Component data from apps and pages:

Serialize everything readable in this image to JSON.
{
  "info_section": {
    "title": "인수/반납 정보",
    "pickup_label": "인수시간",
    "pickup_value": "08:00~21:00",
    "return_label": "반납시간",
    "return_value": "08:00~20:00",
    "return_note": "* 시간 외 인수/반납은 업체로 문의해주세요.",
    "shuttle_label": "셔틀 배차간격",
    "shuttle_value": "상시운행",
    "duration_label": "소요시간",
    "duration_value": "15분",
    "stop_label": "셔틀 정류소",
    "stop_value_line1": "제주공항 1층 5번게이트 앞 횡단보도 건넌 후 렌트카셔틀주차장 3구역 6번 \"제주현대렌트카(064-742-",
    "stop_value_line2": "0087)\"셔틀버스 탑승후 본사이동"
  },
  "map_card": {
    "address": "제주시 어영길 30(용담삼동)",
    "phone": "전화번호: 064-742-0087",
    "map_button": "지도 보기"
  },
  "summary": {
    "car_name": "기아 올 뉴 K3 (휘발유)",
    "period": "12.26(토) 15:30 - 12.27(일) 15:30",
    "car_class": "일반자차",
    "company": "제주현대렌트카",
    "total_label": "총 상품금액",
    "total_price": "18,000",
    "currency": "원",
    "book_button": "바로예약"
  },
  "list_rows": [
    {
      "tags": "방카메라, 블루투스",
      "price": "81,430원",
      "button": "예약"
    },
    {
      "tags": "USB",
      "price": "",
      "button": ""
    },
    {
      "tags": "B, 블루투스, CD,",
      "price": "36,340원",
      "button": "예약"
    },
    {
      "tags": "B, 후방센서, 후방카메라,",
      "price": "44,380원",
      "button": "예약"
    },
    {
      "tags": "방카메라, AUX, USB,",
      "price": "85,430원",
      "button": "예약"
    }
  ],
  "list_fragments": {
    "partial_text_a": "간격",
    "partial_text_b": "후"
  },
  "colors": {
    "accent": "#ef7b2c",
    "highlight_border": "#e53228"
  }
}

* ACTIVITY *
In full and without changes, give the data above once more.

* TASK ANSWER *
Serialize everything readable in this image to JSON.
{
  "info_section": {
    "title": "인수/반납 정보",
    "pickup_label": "인수시간",
    "pickup_value": "08:00~21:00",
    "return_label": "반납시간",
    "return_value": "08:00~20:00",
    "return_note": "* 시간 외 인수/반납은 업체로 문의해주세요.",
    "shuttle_label": "셔틀 배차간격",
    "shuttle_value": "상시운행",
    "duration_label": "소요시간",
    "duration_value": "15분",
    "stop_label": "셔틀 정류소",
    "stop_value_line1": "제주공항 1층 5번게이트 앞 횡단보도 건넌 후 렌트카셔틀주차장 3구역 6번 \"제주현대렌트카(064-742-",
    "stop_value_line2": "0087)\"셔틀버스 탑승후 본사이동"
  },
  "map_card": {
    "address": "제주시 어영길 30(용담삼동)",
    "phone": "전화번호: 064-742-0087",
    "map_button": "지도 보기"
  },
  "summary": {
    "car_name": "기아 올 뉴 K3 (휘발유)",
    "period": "12.26(토) 15:30 - 12.27(일) 15:30",
    "car_class": "일반자차",
    "company": "제주현대렌트카",
    "total_label": "총 상품금액",
    "total_price": "18,000",
    "currency": "원",
    "book_button": "바로예약"
  },
  "list_rows": [
    {
      "tags": "방카메라, 블루투스",
      "price": "81,430원",
      "button": "예약"
    },
    {
      "tags": "USB",
      "price": "",
      "button": ""
    },
    {
      "tags": "B, 블루투스, CD,",
      "price": "36,340원",
      "button": "예약"
    },
    {
      "tags": "B, 후방센서, 후방카메라,",
      "price": "44,380원",
      "button": "예약"
    },
    {
      "tags": "방카메라, AUX, USB,",
      "price": "85,430원",
      "button": "예약"
    }
  ],
  "list_fragments": {
    "partial_text_a": "간격",
    "partial_text_b": "후"
  },
  "colors": {
    "accent": "#ef7b2c",
    "highlight_border": "#e53228"
  }
}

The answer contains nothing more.